Panelists discuss causes of, remedies for school district’s equity issues at library event

More than 70 people attend a talk on racial equity in Lawrence public schools, “Fixing Lawrence’s Achievement Gap,” at the Lawrence Public Library on Tuesday.

Potential causes of and solutions to ongoing equity issues in Lawrence schools, were discussed — and at times debated — during a public talk Tuesday night at the Lawrence Public Library.

The title of the event, “Fixing Lawrence’s Achievement Gap,” points to a lofty goal, but one that is ultimately worth pursuing, panelists agreed.

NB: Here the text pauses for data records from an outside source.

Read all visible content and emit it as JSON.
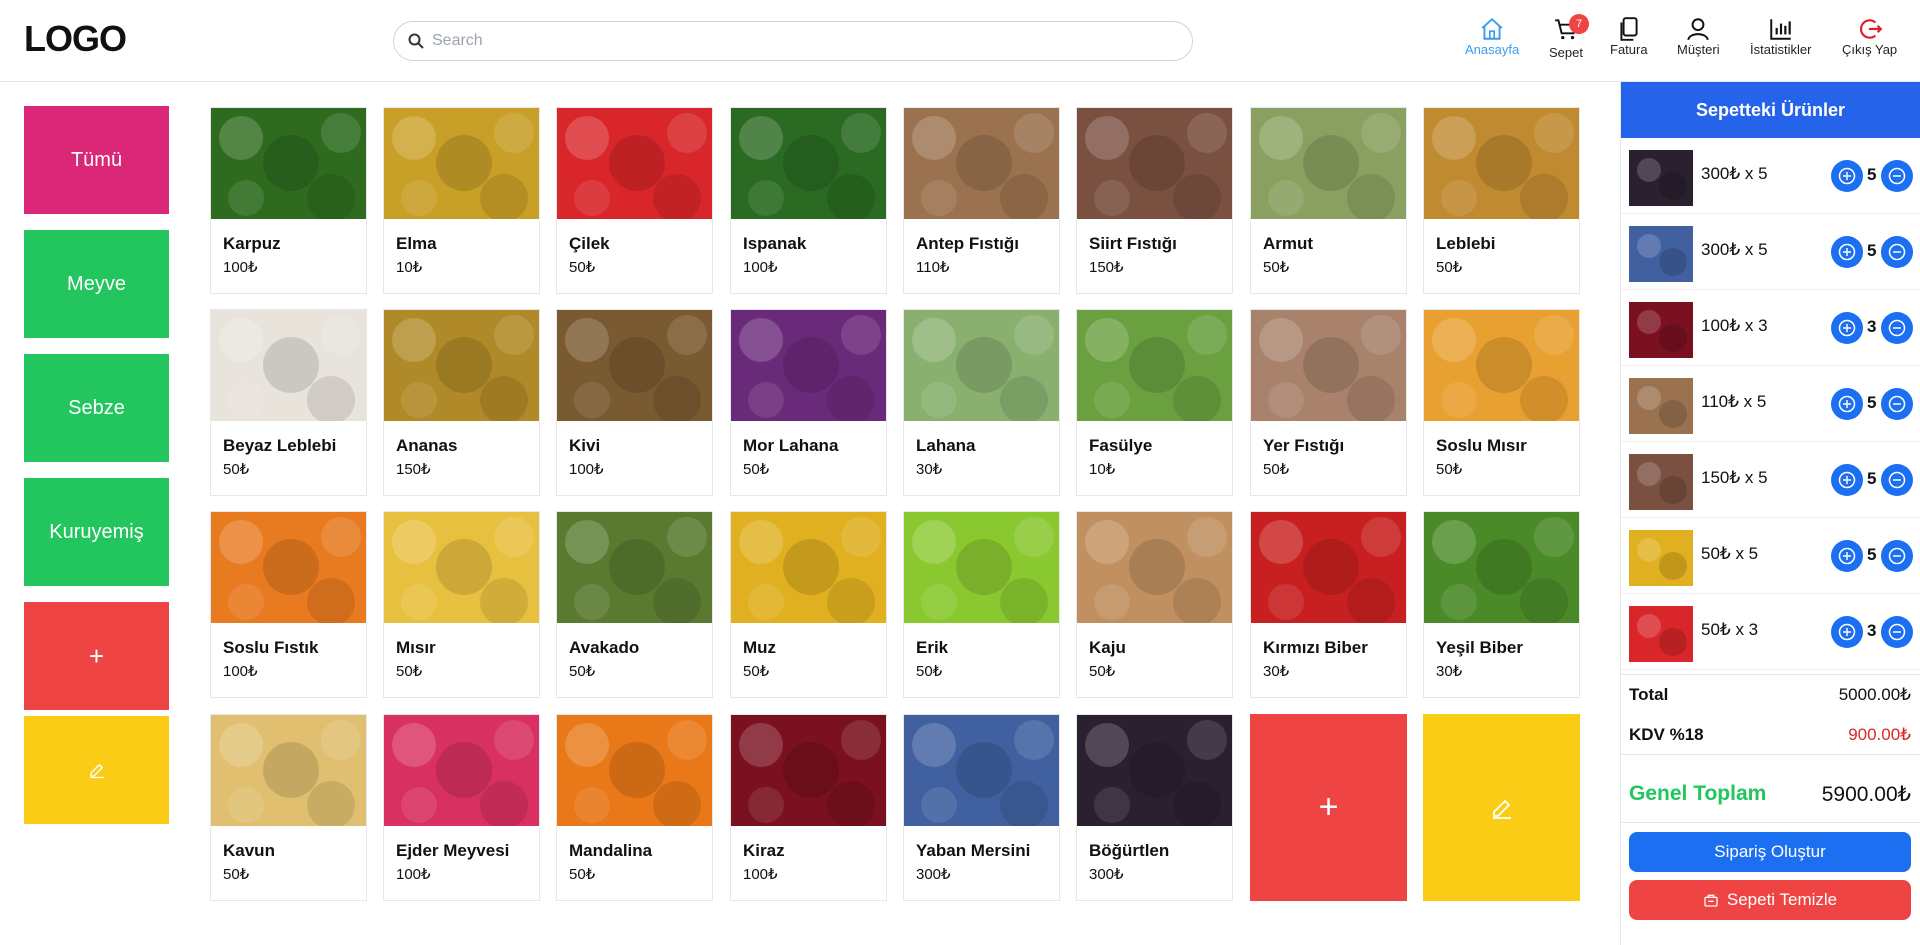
{
  "header": {
    "logo": "LOGO",
    "search_placeholder": "Search",
    "nav": [
      {
        "label": "Anasayfa",
        "icon": "home-icon"
      },
      {
        "label": "Sepet",
        "icon": "cart-icon",
        "badge": "7"
      },
      {
        "label": "Fatura",
        "icon": "invoice-icon"
      },
      {
        "label": "Müşteri",
        "icon": "user-icon"
      },
      {
        "label": "İstatistikler",
        "icon": "stats-icon"
      },
      {
        "label": "Çıkış Yap",
        "icon": "logout-icon"
      }
    ]
  },
  "categories": [
    {
      "label": "Tümü",
      "color": "#db2777"
    },
    {
      "label": "Meyve",
      "color": "#22c55e"
    },
    {
      "label": "Sebze",
      "color": "#22c55e"
    },
    {
      "label": "Kuruyemiş",
      "color": "#22c55e"
    },
    {
      "label": "+",
      "color": "#ef4444"
    },
    {
      "label": "",
      "color": "#facc15",
      "icon": "edit-icon"
    }
  ],
  "products": [
    {
      "name": "Karpuz",
      "price": "100₺"
    },
    {
      "name": "Elma",
      "price": "10₺"
    },
    {
      "name": "Çilek",
      "price": "50₺"
    },
    {
      "name": "Ispanak",
      "price": "100₺"
    },
    {
      "name": "Antep Fıstığı",
      "price": "110₺"
    },
    {
      "name": "Siirt Fıstığı",
      "price": "150₺"
    },
    {
      "name": "Armut",
      "price": "50₺"
    },
    {
      "name": "Leblebi",
      "price": "50₺"
    },
    {
      "name": "Beyaz Leblebi",
      "price": "50₺"
    },
    {
      "name": "Ananas",
      "price": "150₺"
    },
    {
      "name": "Kivi",
      "price": "100₺"
    },
    {
      "name": "Mor Lahana",
      "price": "50₺"
    },
    {
      "name": "Lahana",
      "price": "30₺"
    },
    {
      "name": "Fasülye",
      "price": "10₺"
    },
    {
      "name": "Yer Fıstığı",
      "price": "50₺"
    },
    {
      "name": "Soslu Mısır",
      "price": "50₺"
    },
    {
      "name": "Soslu Fıstık",
      "price": "100₺"
    },
    {
      "name": "Mısır",
      "price": "50₺"
    },
    {
      "name": "Avakado",
      "price": "50₺"
    },
    {
      "name": "Muz",
      "price": "50₺"
    },
    {
      "name": "Erik",
      "price": "50₺"
    },
    {
      "name": "Kaju",
      "price": "50₺"
    },
    {
      "name": "Kırmızı Biber",
      "price": "30₺"
    },
    {
      "name": "Yeşil Biber",
      "price": "30₺"
    },
    {
      "name": "Kavun",
      "price": "50₺"
    },
    {
      "name": "Ejder Meyvesi",
      "price": "100₺"
    },
    {
      "name": "Mandalina",
      "price": "50₺"
    },
    {
      "name": "Kiraz",
      "price": "100₺"
    },
    {
      "name": "Yaban Mersini",
      "price": "300₺"
    },
    {
      "name": "Böğürtlen",
      "price": "300₺"
    }
  ],
  "product_colors": [
    "#2e6b1f",
    "#c8a028",
    "#d8262a",
    "#2a6a22",
    "#9a7250",
    "#7a5040",
    "#8aa060",
    "#c08a30",
    "#e8e4dc",
    "#b08a28",
    "#7a5a30",
    "#6a2a7a",
    "#8ab070",
    "#6aa040",
    "#a8826a",
    "#e8a030",
    "#e87a20",
    "#e8c040",
    "#5a7a30",
    "#e0b020",
    "#8ac830",
    "#c09060",
    "#c82020",
    "#4a8a28",
    "#e0c070",
    "#d83060",
    "#e87818",
    "#7a1020",
    "#4060a0",
    "#2a2030"
  ],
  "grid_tiles": [
    {
      "label": "+",
      "color": "#ef4444"
    },
    {
      "label": "",
      "color": "#facc15",
      "icon": "edit-icon"
    }
  ],
  "cart": {
    "title": "Sepetteki Ürünler",
    "items": [
      {
        "text": "300₺ x 5",
        "qty": "5",
        "color": "#2a2030"
      },
      {
        "text": "300₺ x 5",
        "qty": "5",
        "color": "#4060a0"
      },
      {
        "text": "100₺ x 3",
        "qty": "3",
        "color": "#7a1020"
      },
      {
        "text": "110₺ x 5",
        "qty": "5",
        "color": "#9a7250"
      },
      {
        "text": "150₺ x 5",
        "qty": "5",
        "color": "#7a5040"
      },
      {
        "text": "50₺ x 5",
        "qty": "5",
        "color": "#e0b020"
      },
      {
        "text": "50₺ x 3",
        "qty": "3",
        "color": "#d8262a"
      }
    ],
    "total_label": "Total",
    "total_value": "5000.00₺",
    "kdv_label": "KDV %18",
    "kdv_value": "900.00₺",
    "grand_label": "Genel Toplam",
    "grand_value": "5900.00₺",
    "order_button": "Sipariş Oluştur",
    "clear_button": "Sepeti Temizle"
  },
  "colors": {
    "primary": "#2563eb",
    "accent_green": "#22c55e",
    "danger": "#ef4444",
    "warning": "#facc15",
    "pink": "#db2777"
  }
}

More than 70 people — among them teachers, parents, students and, notably, two school board members — packed into the library’s auditorium that night for the discussion, which was sponsored by the University of Kansas’ Langston Hughes Center, the City of Lawrence, and the KU department of African and African-American Studies.

In 2016, more than 36 percent of the Lawrence district’s white high school students were considered “college-ready” by state assessment standards in math. “The difference with African-Americans,” explained John Rury, a professor in KU’s School of Education, “is really striking.” That same year, about 12 percent of the district’s black high school students landed in that same category. And Native American and Hispanic students, Rury said, are also struggling in comparison with their white peers.

Assessment results are one method of measuring student success, but educators must also look beyond the numbers to recognize the “social and emotional needs that students bring with them into the classroom,” agreed fellow panelist Dorothy Hines-Datiri. Equity, she said, is about the opportunities granted or denied by systems — among them school systems — to students of color.

“Schools say they want equity. Schools say they want equality. But in actuality, the realities are totally different,” said Hines-Datiri, an assistant professor in the KU School of Education. “Despite our push for equity, despite our push for racial inclusion and gender inclusion, we actually still have disparities that exist across those identity categories.”

Tuesday’s event arrived on the heels of a fall semester marked by discussion at school board meetings and elsewhere of racial equity issues in Lawrence schools. Recently, the district hosted a Community Conversation meant to address these concerns, which itself followed a controversial investigation into racist comments allegedly made by a South Middle School teacher.

Willie Amison, a former Lawrence High School principal who currently serves as an academic adviser within KU’s TRIO/Educational Opportunity Center, said black students’ state assessment scores have improved over the years since he entered Lawrence Public Schools as a teacher in the early 1970s. But in recent years, they’ve started to regress, he noted, leaving him and other educators to wonder, “What happened?”

“We know students can do that, and we understand that,” Amison said. “It’s not about their intellectual level. It’s about their engagement and relationships” with teachers and others in the system, he explained.

Some who attended Tuesday’s talks emphasized that point by questioning the involvement of school board members and district leaders in the district’s work toward closing achievement gaps. Racial inequity is a “gigantic problem” that needs the help of parents and community members, Rury said.

The event’s moderator, Langston Hughes Center director Shawn Alexander, remarked at least twice about Superintendent Kyle Hayden’s absence at the event. “That’s the question you have to ask,” Alexander said. He also thanked two school board members, Vanessa Sanburn and vice president Shannon Kimball, for being there that night, but wondered why their colleagues weren’t in attendance with them.

A handful of audience members weighed in throughout the evening about the vacant spot on the school board left by Kristie Adair’s resignation last month. A few said they hoped it would be filled by a person of color, and Sanburn, addressing community concerns Tuesday night, said she was committed to that goal.

“I believe that we have a real opportunity to fill a diversity gap on our board, and I am very motivated in this process to fill that seat with someone that brings the lens that we desperately need on our board,” Sanburn said, adding that she felt her colleagues shared that perspective.

The deadline to apply for the school board position is March 6, and the school board is slated to review applications publicly during its March 13 meeting. In the meantime, Sanburn and Kimball both encouraged community members Tuesday night to continue reaching out to them.